The negative year-on-year comparison in the UK figures can be attributed to the combination of the extra Sunday, together with the additional day's holiday for the Queen's Golden Jubilee. (In addition, the SMMT was the only reporting agency to have hit on the idea of attributing a sales decline to the World Cup). In reality, this is still part of the long-term process of gradual reversion to trend in the car market. The selling rate in the month was still not very different from the record full-year level achieved last year, and the average selling rate over the first half year continues to exceed last year's. Consumer confidence slipped back a little, but a booming housing market continues to underpin household wealth, and the faltering stock market prevented the Bank of England raising interest rates.

Spanish demand had been bouncing around rather unpredictably in the previous couple of months, with an abysmal April result followed by a much stronger May figure. Our general theme of stabilisation applies to the June figure, which produced a selling rate very much in line with the 1.4 mn units seen in the year to date. Once more, the figures would have been worse had it not been for heavy reliance on rental sales, which declined by much less than the 18.8% fall in personal sales. Thus the kind of stabilisation that Spain is seeing is the same as in Italy, namely bottoming out after a particularly heavy decline.

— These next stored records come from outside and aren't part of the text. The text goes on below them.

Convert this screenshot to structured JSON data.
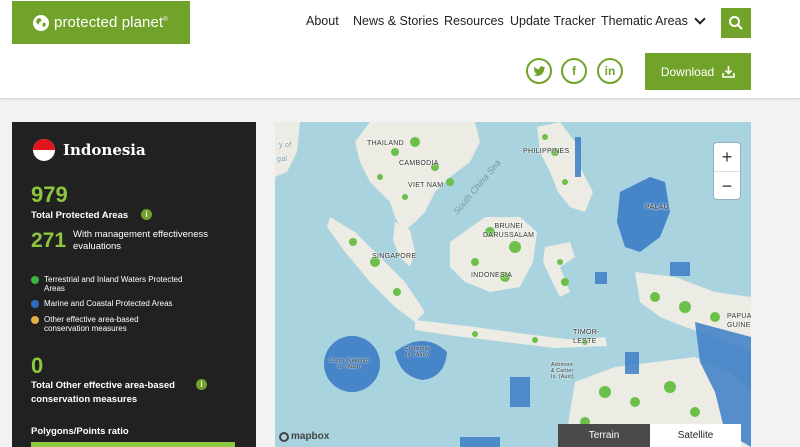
{
  "header": {
    "logo_text": "protected planet",
    "logo_mark": "®",
    "nav": [
      "About",
      "News & Stories",
      "Resources",
      "Update Tracker",
      "Thematic Areas"
    ],
    "download_label": "Download",
    "social": {
      "twitter": "twitter-icon",
      "facebook": "f",
      "linkedin": "in"
    }
  },
  "country_panel": {
    "country": "Indonesia",
    "total_pa_value": "979",
    "total_pa_label": "Total Protected Areas",
    "pame_value": "271",
    "pame_label": "With management effectiveness evaluations",
    "legend": [
      {
        "label": "Terrestrial and Inland Waters Protected Areas",
        "color": "#3fb33f"
      },
      {
        "label": "Marine and Coastal Protected Areas",
        "color": "#2d6dbf"
      },
      {
        "label": "Other effective area-based conservation measures",
        "color": "#e3b04b"
      }
    ],
    "oecm_value": "0",
    "oecm_label": "Total Other effective area-based conservation measures",
    "ratio_label": "Polygons/Points ratio"
  },
  "map": {
    "labels": {
      "thailand": "THAILAND",
      "cambodia": "CAMBODIA",
      "vietnam": "VIET NAM",
      "philippines": "PHILIPPINES",
      "palau": "PALAU",
      "brunei": "BRUNEI\nDARUSSALAM",
      "singapore": "SINGAPORE",
      "indonesia": "INDONESIA",
      "timor": "TIMOR-\nLESTE",
      "papua": "PAPUA\nGUINE",
      "gal": "gal",
      "cocos": "Cocos (Keeling)\nIs. (Aust)",
      "christmas": "Christmas\nIs. (Aust)",
      "ashmore": "Ashmore\n& Cartier\nIs. (Aust)",
      "sea": "South China Sea",
      "sea_left": "y of"
    },
    "zoom_in": "+",
    "zoom_out": "−",
    "attribution": "mapbox",
    "tabs": {
      "terrain": "Terrain",
      "satellite": "Satellite"
    }
  }
}
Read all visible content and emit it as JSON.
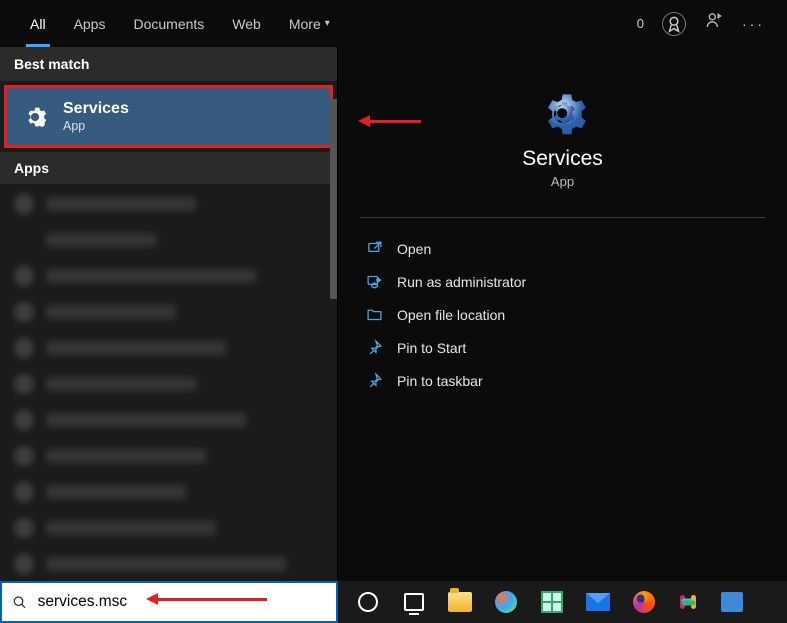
{
  "tabs": {
    "all": "All",
    "apps": "Apps",
    "documents": "Documents",
    "web": "Web",
    "more": "More"
  },
  "top": {
    "zero": "0"
  },
  "left": {
    "best_match": "Best match",
    "result": {
      "title": "Services",
      "subtitle": "App"
    },
    "apps_header": "Apps"
  },
  "preview": {
    "title": "Services",
    "subtitle": "App",
    "actions": {
      "open": "Open",
      "admin": "Run as administrator",
      "openloc": "Open file location",
      "pinstart": "Pin to Start",
      "pintask": "Pin to taskbar"
    }
  },
  "search": {
    "value": "services.msc"
  }
}
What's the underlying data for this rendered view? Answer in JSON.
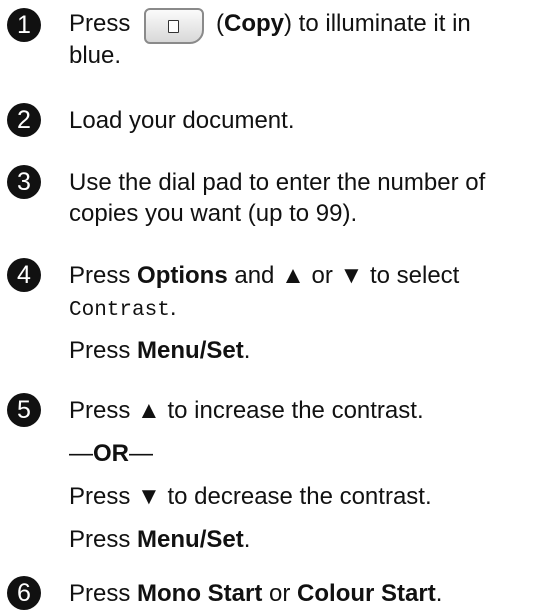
{
  "steps": [
    {
      "number": "1",
      "lines": [
        {
          "pre": "Press",
          "btn_label": "Copy",
          "post": "to illuminate it in"
        },
        {
          "text": "blue."
        }
      ]
    },
    {
      "number": "2",
      "text": "Load your document."
    },
    {
      "number": "3",
      "lines": [
        "Use the dial pad to enter the number of",
        "copies you want (up to 99)."
      ]
    },
    {
      "number": "4",
      "pre": "Press",
      "options": "Options",
      "mid": "and",
      "up": "▲",
      "or": "or",
      "down": "▼",
      "post": "to select",
      "menu_value": "Contrast",
      "period": ".",
      "press2": "Press",
      "menu_set": "Menu/Set",
      "period2": "."
    },
    {
      "number": "5",
      "press_up": "Press",
      "up": "▲",
      "inc": "to increase the contrast.",
      "or_label": "OR",
      "dash": "—",
      "press_down": "Press",
      "down": "▼",
      "dec": "to decrease the contrast.",
      "press3": "Press",
      "menu_set": "Menu/Set",
      "period": "."
    },
    {
      "number": "6",
      "pre": "Press",
      "mono": "Mono Start",
      "or": "or",
      "colour": "Colour Start",
      "period": "."
    }
  ],
  "icons": {
    "copy_button": "copy-button-icon"
  }
}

Of the smaller markets, it is worth noting an unexpectedly strong result from Portugal. The Dutch market also produced a strong result in June. Even if the year-on-year comparison was still negative, the selling rate was easily the strongest this year. However, the Belgian figures were distinctly below expectations.


  • Austria, Denmark, Ireland, Luxembourg and Switzerland: estimates for latest month
  • Italy: latest month provisional estimate by Motorizzazione, previous months based on estimate of eventual revisions to Motorizzazione data.
  • Spain and Portugal: figures include sports utilities, which are reported separately from cars.
  • Germany estimated from data excluding final days of month.      
  • UK: includes estimates for non-dealer sales.       
  • The percent change in the final column compares the average selling rate in the year-to-date with the last full year.   
  • The average of the seasonally adjusted selling rate for an entire year is by definition the total of sales in the year.